Solutions intrigue Keith Maxie. He enjoys determining their reliability and efficiency, as well as designing the protocols necessary for implementation. The study of mathematics provided Maxie paths for problem solving in high school and as an undergraduate student at The University of Texas, but Maxie’s service in the United States Army best revealed his potential and exposed his aptitude for transforming situations and people for success.
“My belief is that there are very few people who do not have capacity to succeed academically or in whatever field. Many just don’t know it,” Maxie said. “We all have an obligation to find someone who has promise and help maximize their skills and ability.”
Maxie graduated from UT in 1967 and was commissioned into the Army. Specializing in field artillery and logistics, Maxie was assigned to a tour in Vietnam and at Fort Hood before being selected to attend graduate school and earn a master’s in business administration focusing on Information Technology Management.

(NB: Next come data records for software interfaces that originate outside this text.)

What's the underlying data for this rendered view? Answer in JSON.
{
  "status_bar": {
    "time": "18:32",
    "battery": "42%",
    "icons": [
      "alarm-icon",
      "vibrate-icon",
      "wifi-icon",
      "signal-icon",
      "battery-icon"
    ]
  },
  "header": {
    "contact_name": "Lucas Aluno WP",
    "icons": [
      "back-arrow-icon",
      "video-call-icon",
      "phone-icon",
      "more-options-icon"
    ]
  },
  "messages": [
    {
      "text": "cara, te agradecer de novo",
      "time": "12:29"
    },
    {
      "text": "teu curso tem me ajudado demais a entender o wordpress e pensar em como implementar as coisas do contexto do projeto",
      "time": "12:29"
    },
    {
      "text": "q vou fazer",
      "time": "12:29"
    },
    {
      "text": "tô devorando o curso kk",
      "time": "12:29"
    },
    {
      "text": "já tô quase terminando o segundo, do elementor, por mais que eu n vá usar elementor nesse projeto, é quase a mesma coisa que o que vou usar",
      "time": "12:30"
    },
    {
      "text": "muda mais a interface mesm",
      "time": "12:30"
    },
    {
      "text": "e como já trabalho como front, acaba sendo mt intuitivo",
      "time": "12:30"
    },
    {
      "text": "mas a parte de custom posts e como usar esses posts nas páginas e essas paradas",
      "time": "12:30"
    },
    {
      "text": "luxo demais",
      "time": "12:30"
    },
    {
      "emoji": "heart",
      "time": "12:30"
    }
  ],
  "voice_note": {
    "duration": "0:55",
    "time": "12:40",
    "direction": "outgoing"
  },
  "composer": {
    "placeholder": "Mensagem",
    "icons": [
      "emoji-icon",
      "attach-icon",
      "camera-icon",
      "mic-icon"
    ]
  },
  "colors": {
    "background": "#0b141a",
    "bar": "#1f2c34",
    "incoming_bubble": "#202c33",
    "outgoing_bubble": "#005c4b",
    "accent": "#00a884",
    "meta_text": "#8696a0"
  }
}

Maxie said many of the Army’s first uses of technological automation were applied by logisticians. Quartermaster Corps officers like Maxie oversee logistical operations for field services, general supplies, equipment and provisions that sustain the troops. Essentially, Maxie trained to integrate mathematical principles with computer programming languages in order to design information systems and databases that helped ensure soldiers received what they needed, when they needed it.
“I was always motivated by the challenge because it was something we needed to accomplish, and we were all working toward that end together,” Maxie said.
Maxie said he has always believed that every job is an important job. Every good military leader and corporate manager should have an appreciation for the work subordinates perform. Maxie and his leadership teams purposely endeavored into the field to experience first-hand conditions and needs of enlisted soldiers and non-commissioned officers. As an example, Maxie’s team took time to drive forklifts and 18-wheelers, to set up generators, heaters and lights, so they all understood the functions performed by their subordinates.
“I didn’t have to know everything. We had so many specialists. I always said that I knew just enough of the technology to know when folks were trying to pull the wool over my eyes,” Maxie said. “I enjoyed putting the right team together to accomplish what we needed. It was always a team effort, and that is what I loved most about the Army.”
Maxie held numerous command and staff positions in logistics management and information technology. He retired as Colonel in 1989 and served his final four years on the Army Staff and Joint Chiefs of Staff at the Pentagon.
His enduring fingerprint is not just a database or operational plan. Instead, even in retirement, Maxie continues to serve through the multitude of officers and soldiers he trained and shepherded. While mentorship was not often regarded as a formalized aspect of leadership during Maxie’s 22-year Army career, it was for him an intentional practice.
Maxie said as a high school junior ROTC cadet in Houston, he was motivated and inspired by his instructors, two Black Korean War captains; and during the early years of his Army service, Maxie said he had mentors guiding him, though “it took me awhile to realize that is what they were doing.”
“I think mentorship means bringing people into the fold, taking them under your wings, and helping them avoid some pitfalls,” Maxie said.
Creating pathways and opportunities continues to drive Maxie. Following his retirement, Maxie was selected to conduct an 18-month Department of Defense-wide study toward defining a pipeline for equitable advancement of minority and female officers to the general officer level.
Additionally, Maxie serves on the UT Development Board and the Division of Diversity and Community Engagement Advisory Council; he mentors and volunteers in a variety of educational settings, including local elementary schools.
“My focus is to be very positive with them,” Maxie said of his work with students at UT Elementary. “I want to be encouraging, so they believe they can find opportunities, and people will help them grow. I want minority kids to know they can do it.”
Thanks to the Texas Lottery, great things are happening all across Texas. The Texas Lottery now consistently contributes more than $1.6 billion of lottery revenue each year to good causes like public education and veterans’ assistance programs. Beginning with the first veterans’ dedicated scratch ticket game in 2009, the Texas Lottery has now contributed over $189 million to the Fund for Veterans’ Assistance.
Since 1992, the Texas Lottery has generated more than $35 billion in revenue for the state of Texas. Through strict adherence to their vision, mission and core values, the Texas Lottery is dedicated to ensuring that this support continues.